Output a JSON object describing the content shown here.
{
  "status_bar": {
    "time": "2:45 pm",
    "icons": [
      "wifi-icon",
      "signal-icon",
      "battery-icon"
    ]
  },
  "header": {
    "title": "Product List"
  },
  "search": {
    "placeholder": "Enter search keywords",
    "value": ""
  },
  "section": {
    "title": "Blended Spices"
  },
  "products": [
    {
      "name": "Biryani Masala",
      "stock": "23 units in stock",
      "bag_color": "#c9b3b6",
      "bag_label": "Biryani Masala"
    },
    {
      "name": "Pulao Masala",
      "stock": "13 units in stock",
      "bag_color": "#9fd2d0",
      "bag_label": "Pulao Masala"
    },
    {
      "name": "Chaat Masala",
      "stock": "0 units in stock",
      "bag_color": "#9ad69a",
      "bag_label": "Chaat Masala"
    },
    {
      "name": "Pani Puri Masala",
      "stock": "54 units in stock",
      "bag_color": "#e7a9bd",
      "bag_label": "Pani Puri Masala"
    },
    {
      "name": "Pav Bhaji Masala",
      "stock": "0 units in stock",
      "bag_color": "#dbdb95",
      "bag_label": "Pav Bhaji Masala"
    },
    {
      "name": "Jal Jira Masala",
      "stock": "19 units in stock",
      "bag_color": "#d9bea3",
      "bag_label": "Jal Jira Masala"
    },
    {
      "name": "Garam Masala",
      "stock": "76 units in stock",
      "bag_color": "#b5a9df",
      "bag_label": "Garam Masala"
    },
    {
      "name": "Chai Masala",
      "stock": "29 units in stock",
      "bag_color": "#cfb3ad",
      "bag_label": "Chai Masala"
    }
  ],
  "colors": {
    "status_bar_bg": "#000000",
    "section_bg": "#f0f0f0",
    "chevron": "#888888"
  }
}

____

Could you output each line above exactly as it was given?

Output a JSON object describing the content shown here.
{
  "status_bar": {
    "time": "2:45 pm",
    "icons": [
      "wifi-icon",
      "signal-icon",
      "battery-icon"
    ]
  },
  "header": {
    "title": "Product List"
  },
  "search": {
    "placeholder": "Enter search keywords",
    "value": ""
  },
  "section": {
    "title": "Blended Spices"
  },
  "products": [
    {
      "name": "Biryani Masala",
      "stock": "23 units in stock",
      "bag_color": "#c9b3b6",
      "bag_label": "Biryani Masala"
    },
    {
      "name": "Pulao Masala",
      "stock": "13 units in stock",
      "bag_color": "#9fd2d0",
      "bag_label": "Pulao Masala"
    },
    {
      "name": "Chaat Masala",
      "stock": "0 units in stock",
      "bag_color": "#9ad69a",
      "bag_label": "Chaat Masala"
    },
    {
      "name": "Pani Puri Masala",
      "stock": "54 units in stock",
      "bag_color": "#e7a9bd",
      "bag_label": "Pani Puri Masala"
    },
    {
      "name": "Pav Bhaji Masala",
      "stock": "0 units in stock",
      "bag_color": "#dbdb95",
      "bag_label": "Pav Bhaji Masala"
    },
    {
      "name": "Jal Jira Masala",
      "stock": "19 units in stock",
      "bag_color": "#d9bea3",
      "bag_label": "Jal Jira Masala"
    },
    {
      "name": "Garam Masala",
      "stock": "76 units in stock",
      "bag_color": "#b5a9df",
      "bag_label": "Garam Masala"
    },
    {
      "name": "Chai Masala",
      "stock": "29 units in stock",
      "bag_color": "#cfb3ad",
      "bag_label": "Chai Masala"
    }
  ],
  "colors": {
    "status_bar_bg": "#000000",
    "section_bg": "#f0f0f0",
    "chevron": "#888888"
  }
}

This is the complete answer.